If we would have new knowledge, we must get a whole world of new questions. ~Susanne K. Langer
Years ago, when I was starting out in college I tried majoring in physics, which didn't work out so well. After a considerable struggle, I ended up majoring in Management Science, a rather strange amalgam of economics, finance, behavioral science, and computer science (which left me with an impressive-sounding major that no one has ever understood, but it looked good on a resume). Physics took its toll on a lot of my fellow classmates, and for some reason, many of them gave astronomy a try, as if that was something easy. Now I had taken a course in radio astronomy, so I knew that thinking astronomy was easier than physics was like thinking that a volcano was less dangerous than an earthquake. Either one can get you, if you don't watch out.
One thing that makes astronomy difficult is that you are trying to understand very complex systems that are very far away. Yet astronomers make up convincing theories to explain what they observe, along with astrophysicists and physicists as well. Unfortunately, since the universe is large and our means of observing it get more sophisticated all the time, astronomers keep finding things that upset the applecart, causing major reappraisals in thinking and intense (and sometimes acrimonious) debate. In science, this is called “fun.”
One of the current areas of “fun” involves Gamma Ray Bursters (GRBs). GRBs are titanic explosions that propel huge amounts of gamma rays in our direction. Originally, they were thought to be events occurring relatively near by, in astronomical terms, at least. For that to be the case, the GRBs should have fallen in the plane of the Milky Way, since everything near to us falls into that area. As more data was gathered, though, it was found that GRBs were all over the sky, which meant that they were coming from a long way off.
Ultimately, thanks to timely observations, the distance to one of these things was determined, which turned out to be very, very far away. This information was very disconcerting because to generate the strength of gamma radiation that was detected over the huge distances, the energy being released had to be so enormous as to violate Einstein's famous equation, E=mc2.
Now you can mess with a lot of things in science, but the mass-energy equivalency is not something to be tinkered with lightly. Yet, if the GRBs were viewed as traditional explosions, radiating uniformly in all directions, then some, if not each one, would have to be converting an amount of mass equal to all the visible mass in the universe into energy.
Somehow, that seemed unlikely.
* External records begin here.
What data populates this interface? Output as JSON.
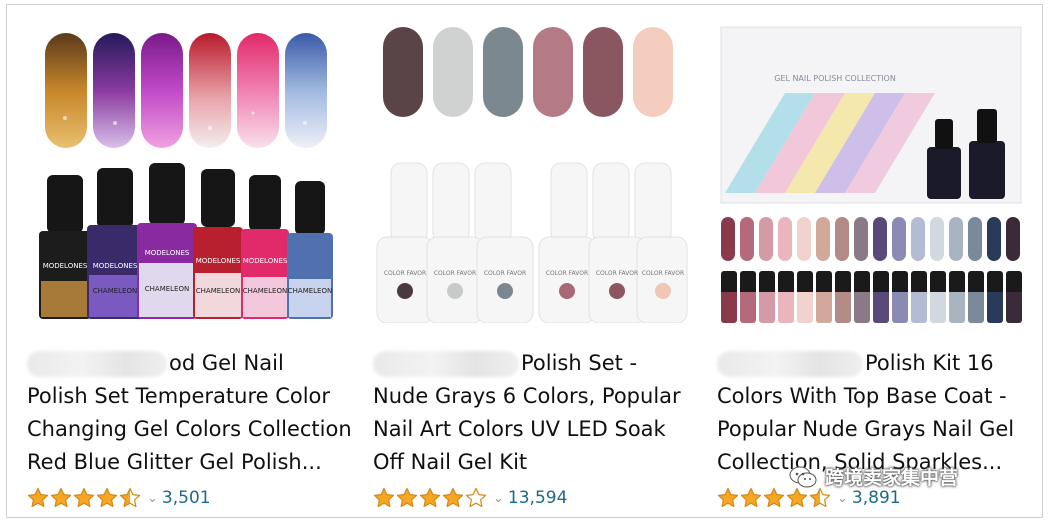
{
  "products": [
    {
      "title_lines": [
        "od Gel Nail",
        "Polish Set Temperature Color",
        "Changing Gel Colors Collection",
        "Red Blue Glitter Gel Polish..."
      ],
      "rating": 4.5,
      "rating_count": "3,501",
      "bottle_label": "MODELONES",
      "bottle_sub": "CHAMELEON"
    },
    {
      "title_lines": [
        "Polish Set -",
        "Nude Grays 6 Colors, Popular",
        "Nail Art Colors UV LED Soak",
        "Off Nail Gel Kit"
      ],
      "rating": 4.0,
      "rating_count": "13,594",
      "bottle_label": "COLOR FAVOR"
    },
    {
      "title_lines": [
        "Polish Kit 16",
        "Colors With Top Base Coat -",
        "Popular Nude Grays Nail Gel",
        "Collection, Solid Sparkles..."
      ],
      "rating": 4.5,
      "rating_count": "3,891",
      "box_title": "GEL NAIL POLISH COLLECTION"
    }
  ],
  "watermark": {
    "text": "跨境卖家集中营",
    "icon": "wechat-icon"
  },
  "colors": {
    "star": "#f5a623",
    "link": "#1a6a8a"
  }
}
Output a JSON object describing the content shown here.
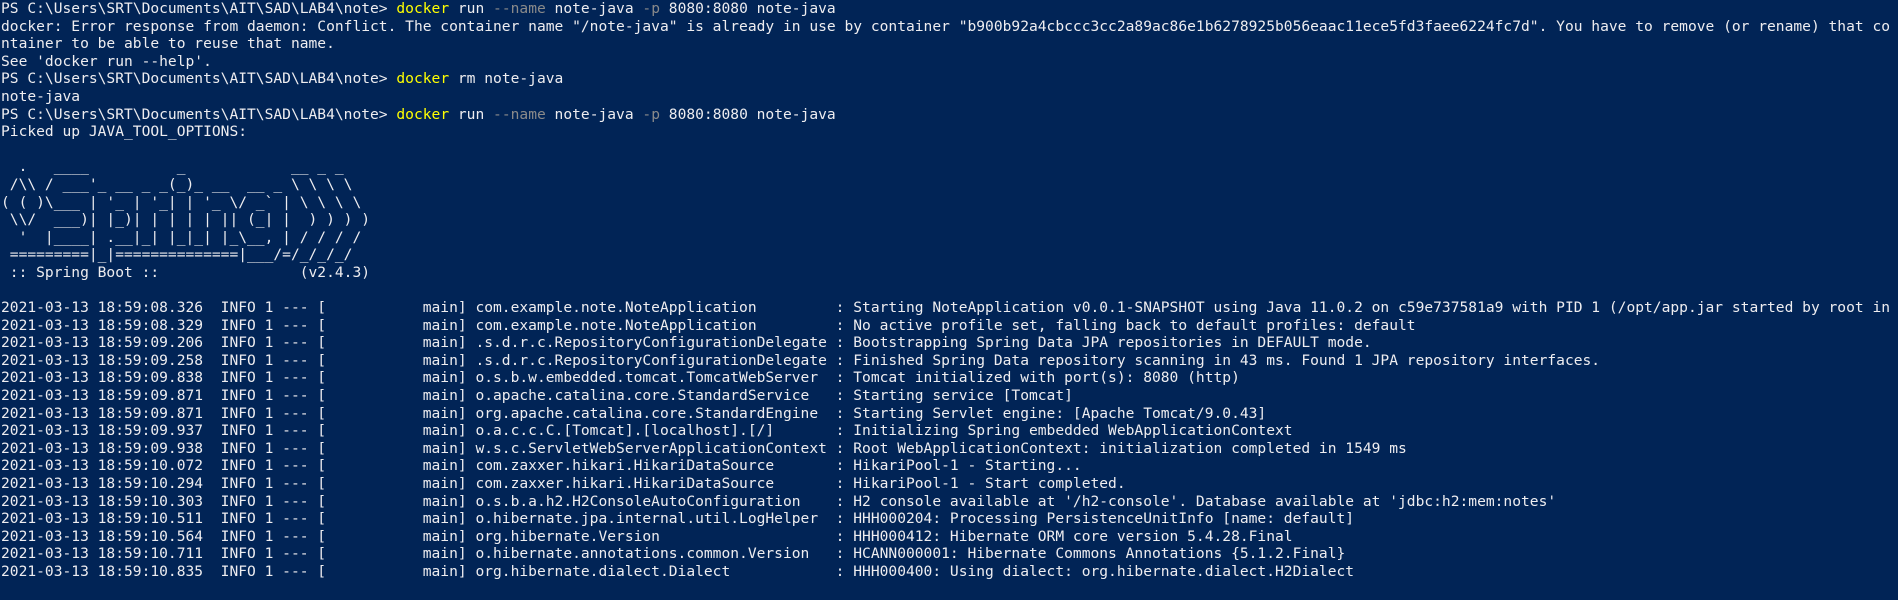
{
  "window": {
    "background_color": "#012456",
    "text_color": "#eeedf0",
    "command_color": "#ffff00",
    "parameter_color": "#8a8a8a"
  },
  "session": {
    "prompt": "PS C:\\Users\\SRT\\Documents\\AIT\\SAD\\LAB4\\note> ",
    "cmd1": {
      "program": "docker",
      "rest1": " run ",
      "flag_name": "--name",
      "rest2": " note-java ",
      "flag_p": "-p",
      "rest3": " 8080:8080 note-java"
    },
    "error_line": "docker: Error response from daemon: Conflict. The container name \"/note-java\" is already in use by container \"b900b92a4cbccc3cc2a89ac86e1b6278925b056eaac11ece5fd3faee6224fc7d\". You have to remove (or rename) that container to be able to reuse that name.",
    "help_hint": "See 'docker run --help'.",
    "cmd2": {
      "program": "docker",
      "rest": " rm note-java"
    },
    "rm_output": "note-java",
    "cmd3": {
      "program": "docker",
      "rest1": " run ",
      "flag_name": "--name",
      "rest2": " note-java ",
      "flag_p": "-p",
      "rest3": " 8080:8080 note-java"
    },
    "picked_up": "Picked up JAVA_TOOL_OPTIONS:",
    "banner": [
      "",
      "  .   ____          _            __ _ _",
      " /\\\\ / ___'_ __ _ _(_)_ __  __ _ \\ \\ \\ \\",
      "( ( )\\___ | '_ | '_| | '_ \\/ _` | \\ \\ \\ \\",
      " \\\\/  ___)| |_)| | | | | || (_| |  ) ) ) )",
      "  '  |____| .__|_| |_|_| |_\\__, | / / / /",
      " =========|_|==============|___/=/_/_/_/",
      " :: Spring Boot ::                (v2.4.3)",
      ""
    ],
    "logs": [
      "2021-03-13 18:59:08.326  INFO 1 --- [           main] com.example.note.NoteApplication         : Starting NoteApplication v0.0.1-SNAPSHOT using Java 11.0.2 on c59e737581a9 with PID 1 (/opt/app.jar started by root in /opt)",
      "2021-03-13 18:59:08.329  INFO 1 --- [           main] com.example.note.NoteApplication         : No active profile set, falling back to default profiles: default",
      "2021-03-13 18:59:09.206  INFO 1 --- [           main] .s.d.r.c.RepositoryConfigurationDelegate : Bootstrapping Spring Data JPA repositories in DEFAULT mode.",
      "2021-03-13 18:59:09.258  INFO 1 --- [           main] .s.d.r.c.RepositoryConfigurationDelegate : Finished Spring Data repository scanning in 43 ms. Found 1 JPA repository interfaces.",
      "2021-03-13 18:59:09.838  INFO 1 --- [           main] o.s.b.w.embedded.tomcat.TomcatWebServer  : Tomcat initialized with port(s): 8080 (http)",
      "2021-03-13 18:59:09.871  INFO 1 --- [           main] o.apache.catalina.core.StandardService   : Starting service [Tomcat]",
      "2021-03-13 18:59:09.871  INFO 1 --- [           main] org.apache.catalina.core.StandardEngine  : Starting Servlet engine: [Apache Tomcat/9.0.43]",
      "2021-03-13 18:59:09.937  INFO 1 --- [           main] o.a.c.c.C.[Tomcat].[localhost].[/]       : Initializing Spring embedded WebApplicationContext",
      "2021-03-13 18:59:09.938  INFO 1 --- [           main] w.s.c.ServletWebServerApplicationContext : Root WebApplicationContext: initialization completed in 1549 ms",
      "2021-03-13 18:59:10.072  INFO 1 --- [           main] com.zaxxer.hikari.HikariDataSource       : HikariPool-1 - Starting...",
      "2021-03-13 18:59:10.294  INFO 1 --- [           main] com.zaxxer.hikari.HikariDataSource       : HikariPool-1 - Start completed.",
      "2021-03-13 18:59:10.303  INFO 1 --- [           main] o.s.b.a.h2.H2ConsoleAutoConfiguration    : H2 console available at '/h2-console'. Database available at 'jdbc:h2:mem:notes'",
      "2021-03-13 18:59:10.511  INFO 1 --- [           main] o.hibernate.jpa.internal.util.LogHelper  : HHH000204: Processing PersistenceUnitInfo [name: default]",
      "2021-03-13 18:59:10.564  INFO 1 --- [           main] org.hibernate.Version                    : HHH000412: Hibernate ORM core version 5.4.28.Final",
      "2021-03-13 18:59:10.711  INFO 1 --- [           main] o.hibernate.annotations.common.Version   : HCANN000001: Hibernate Commons Annotations {5.1.2.Final}",
      "2021-03-13 18:59:10.835  INFO 1 --- [           main] org.hibernate.dialect.Dialect            : HHH000400: Using dialect: org.hibernate.dialect.H2Dialect"
    ]
  }
}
But, there was an observed phenomenon that would explain the intense bursts. If, instead of a uniform blast, the gamma rays were ejected as “beacons” or “jets”, say from each magnetic pole, then the mass-energy conversion works just fine. Just such jets of radiation have been observed for years, first by radio astronomers, later by visual observations from Hubble. If the Earth lies in the path of the jet, we see a brilliant outpouring of gamma rays. So one problem was solved. But the question still remained: What are GRBs anyway?
There has been no shortage of theories, including colliding neutron stars, matter falling into a massive black hole, even colliding black holes. Now, a new observation has astronomers thinking in a more traditional direction: Supernovas.
Supernovas would make excellent candidates for GRBs in a number of ways. First, supernovas are known to explode in a symmetrical way but not in a uniformly radiating manner. The best way to describe supernova explosions is to think of them as expelling matter and radiation in the shape of an hourglass. At the equator of the star, a disk of matter is ejected, but the main burst is from the poles (Eta Carinae is an excellent example).
Secondly, since there are a lot of stars, there are a lot of supernovas, which would explain why we see so many. Thirdly, early stars were bigger, shorter-lived stars, so we'd expect to see more GRBs at great distances, which we do. Things come together nicely.
However, not everything is so rosy. The supernova that was observed in conjunction with the GRB event lasted longer than normal. It also was less energetic than most GRBs, so, of course, scientists have created a sub-class of GRBs called “X-ray flashes”. I don't know if the IAU had anything to do with this (sneaky reference to Pluto; sorry).
Also, not all supernovas create GRBs. While this could be due to the directional nature of GRBs (that is, we see the light but the gamma ray burst is aimed in another direction), it's probably more a sign that not all GRBs can be explained by supernovas. Since GRBs are associated with black holes and not all supernovas result in black holes, it makes sense that there is yet another source or sources for the mysterious outbursts.
What makes this observation so interesting is that the star doesn't appear to be massive enough to collapse into a black hole. In addition, the GRB actually preceded the stellar explosion. So X-ray flashes may be a precursor to certain types of supernova events, but not all GRBs are necessarily associated with such events.
So, we have a new piece of information that, as is often the case, raises more questions than it answers. We are still a ways from knowing what GRBs are and how they fit into the great cosmic story, but we've come a tiny step closer. A lot more analysis will need to be done of the current data, and many more observations will need to be made. And, in the meantime, there will be much theorizing, debating, and arguing about what has been found.
As I said, this is what scientists call “fun.”